Assigned task = Reproduce the entries that follow exactly, dropping each image.

Extracted material =

━━━━━━

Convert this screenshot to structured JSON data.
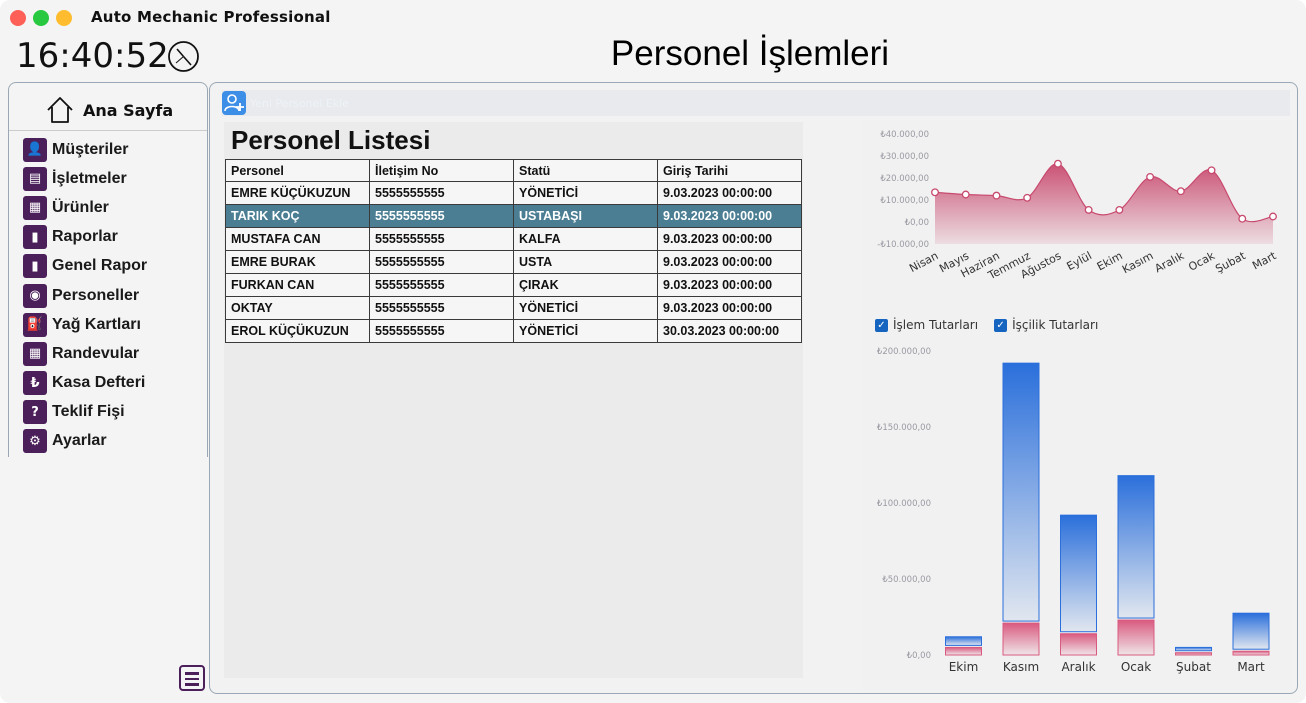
{
  "app": {
    "title": "Auto Mechanic Professional",
    "clock": "16:40:52"
  },
  "header": {
    "page_title": "Personel İşlemleri"
  },
  "sidebar": {
    "home_label": "Ana Sayfa",
    "items": [
      {
        "label": "Müşteriler",
        "icon": "customer-icon",
        "glyph": "👤"
      },
      {
        "label": "İşletmeler",
        "icon": "business-icon",
        "glyph": "▤"
      },
      {
        "label": "Ürünler",
        "icon": "products-icon",
        "glyph": "▦"
      },
      {
        "label": "Raporlar",
        "icon": "reports-icon",
        "glyph": "▮"
      },
      {
        "label": "Genel Rapor",
        "icon": "general-report-icon",
        "glyph": "▮"
      },
      {
        "label": "Personeller",
        "icon": "staff-icon",
        "glyph": "◉"
      },
      {
        "label": "Yağ Kartları",
        "icon": "oil-card-icon",
        "glyph": "⛽"
      },
      {
        "label": "Randevular",
        "icon": "calendar-icon",
        "glyph": "▦"
      },
      {
        "label": "Kasa Defteri",
        "icon": "lira-icon",
        "glyph": "₺"
      },
      {
        "label": "Teklif Fişi",
        "icon": "question-icon",
        "glyph": "?"
      },
      {
        "label": "Ayarlar",
        "icon": "settings-icon",
        "glyph": "⚙"
      }
    ]
  },
  "toolbar": {
    "add_label": "Yeni Personel Ekle"
  },
  "list": {
    "title": "Personel Listesi",
    "columns": [
      "Personel",
      "İletişim No",
      "Statü",
      "Giriş Tarihi"
    ],
    "rows": [
      [
        "EMRE KÜÇÜKUZUN",
        "5555555555",
        "YÖNETİCİ",
        "9.03.2023 00:00:00"
      ],
      [
        "TARIK KOÇ",
        "5555555555",
        "USTABAŞI",
        "9.03.2023 00:00:00"
      ],
      [
        "MUSTAFA CAN",
        "5555555555",
        "KALFA",
        "9.03.2023 00:00:00"
      ],
      [
        "EMRE BURAK",
        "5555555555",
        "USTA",
        "9.03.2023 00:00:00"
      ],
      [
        "FURKAN CAN",
        "5555555555",
        "ÇIRAK",
        "9.03.2023 00:00:00"
      ],
      [
        "OKTAY",
        "5555555555",
        "YÖNETİCİ",
        "9.03.2023 00:00:00"
      ],
      [
        "EROL KÜÇÜKUZUN",
        "5555555555",
        "YÖNETİCİ",
        "30.03.2023 00:00:00"
      ]
    ],
    "selected_index": 1
  },
  "chart_data": [
    {
      "type": "area",
      "categories": [
        "Nisan",
        "Mayıs",
        "Haziran",
        "Temmuz",
        "Ağustos",
        "Eylül",
        "Ekim",
        "Kasım",
        "Aralık",
        "Ocak",
        "Şubat",
        "Mart"
      ],
      "values": [
        13500,
        12500,
        12000,
        11000,
        26500,
        5500,
        5500,
        20500,
        14000,
        23500,
        1500,
        2500
      ],
      "ylim": [
        -10000,
        40000
      ],
      "yticks": [
        "₺40.000,00",
        "₺30.000,00",
        "₺20.000,00",
        "₺10.000,00",
        "₺0,00",
        "-₺10.000,00"
      ],
      "color": "#c8496e"
    },
    {
      "type": "bar",
      "categories": [
        "Ekim",
        "Kasım",
        "Aralık",
        "Ocak",
        "Şubat",
        "Mart"
      ],
      "series": [
        {
          "name": "İşlem Tutarları",
          "values": [
            7000,
            171000,
            78000,
            95000,
            3500,
            25000
          ],
          "color": "#2a6fdb"
        },
        {
          "name": "İşçilik Tutarları",
          "values": [
            5000,
            21000,
            14000,
            23000,
            1500,
            2500
          ],
          "color": "#d95a80"
        }
      ],
      "ylim": [
        0,
        200000
      ],
      "yticks": [
        "₺200.000,00",
        "₺150.000,00",
        "₺100.000,00",
        "₺50.000,00",
        "₺0,00"
      ],
      "legend": "top-left"
    }
  ]
}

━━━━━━

Reply =
Convert this screenshot to structured JSON data.
{
  "app": {
    "title": "Auto Mechanic Professional",
    "clock": "16:40:52"
  },
  "header": {
    "page_title": "Personel İşlemleri"
  },
  "sidebar": {
    "home_label": "Ana Sayfa",
    "items": [
      {
        "label": "Müşteriler",
        "icon": "customer-icon",
        "glyph": "👤"
      },
      {
        "label": "İşletmeler",
        "icon": "business-icon",
        "glyph": "▤"
      },
      {
        "label": "Ürünler",
        "icon": "products-icon",
        "glyph": "▦"
      },
      {
        "label": "Raporlar",
        "icon": "reports-icon",
        "glyph": "▮"
      },
      {
        "label": "Genel Rapor",
        "icon": "general-report-icon",
        "glyph": "▮"
      },
      {
        "label": "Personeller",
        "icon": "staff-icon",
        "glyph": "◉"
      },
      {
        "label": "Yağ Kartları",
        "icon": "oil-card-icon",
        "glyph": "⛽"
      },
      {
        "label": "Randevular",
        "icon": "calendar-icon",
        "glyph": "▦"
      },
      {
        "label": "Kasa Defteri",
        "icon": "lira-icon",
        "glyph": "₺"
      },
      {
        "label": "Teklif Fişi",
        "icon": "question-icon",
        "glyph": "?"
      },
      {
        "label": "Ayarlar",
        "icon": "settings-icon",
        "glyph": "⚙"
      }
    ]
  },
  "toolbar": {
    "add_label": "Yeni Personel Ekle"
  },
  "list": {
    "title": "Personel Listesi",
    "columns": [
      "Personel",
      "İletişim No",
      "Statü",
      "Giriş Tarihi"
    ],
    "rows": [
      [
        "EMRE KÜÇÜKUZUN",
        "5555555555",
        "YÖNETİCİ",
        "9.03.2023 00:00:00"
      ],
      [
        "TARIK KOÇ",
        "5555555555",
        "USTABAŞI",
        "9.03.2023 00:00:00"
      ],
      [
        "MUSTAFA CAN",
        "5555555555",
        "KALFA",
        "9.03.2023 00:00:00"
      ],
      [
        "EMRE BURAK",
        "5555555555",
        "USTA",
        "9.03.2023 00:00:00"
      ],
      [
        "FURKAN CAN",
        "5555555555",
        "ÇIRAK",
        "9.03.2023 00:00:00"
      ],
      [
        "OKTAY",
        "5555555555",
        "YÖNETİCİ",
        "9.03.2023 00:00:00"
      ],
      [
        "EROL KÜÇÜKUZUN",
        "5555555555",
        "YÖNETİCİ",
        "30.03.2023 00:00:00"
      ]
    ],
    "selected_index": 1
  },
  "chart_data": [
    {
      "type": "area",
      "categories": [
        "Nisan",
        "Mayıs",
        "Haziran",
        "Temmuz",
        "Ağustos",
        "Eylül",
        "Ekim",
        "Kasım",
        "Aralık",
        "Ocak",
        "Şubat",
        "Mart"
      ],
      "values": [
        13500,
        12500,
        12000,
        11000,
        26500,
        5500,
        5500,
        20500,
        14000,
        23500,
        1500,
        2500
      ],
      "ylim": [
        -10000,
        40000
      ],
      "yticks": [
        "₺40.000,00",
        "₺30.000,00",
        "₺20.000,00",
        "₺10.000,00",
        "₺0,00",
        "-₺10.000,00"
      ],
      "color": "#c8496e"
    },
    {
      "type": "bar",
      "categories": [
        "Ekim",
        "Kasım",
        "Aralık",
        "Ocak",
        "Şubat",
        "Mart"
      ],
      "series": [
        {
          "name": "İşlem Tutarları",
          "values": [
            7000,
            171000,
            78000,
            95000,
            3500,
            25000
          ],
          "color": "#2a6fdb"
        },
        {
          "name": "İşçilik Tutarları",
          "values": [
            5000,
            21000,
            14000,
            23000,
            1500,
            2500
          ],
          "color": "#d95a80"
        }
      ],
      "ylim": [
        0,
        200000
      ],
      "yticks": [
        "₺200.000,00",
        "₺150.000,00",
        "₺100.000,00",
        "₺50.000,00",
        "₺0,00"
      ],
      "legend": "top-left"
    }
  ]
}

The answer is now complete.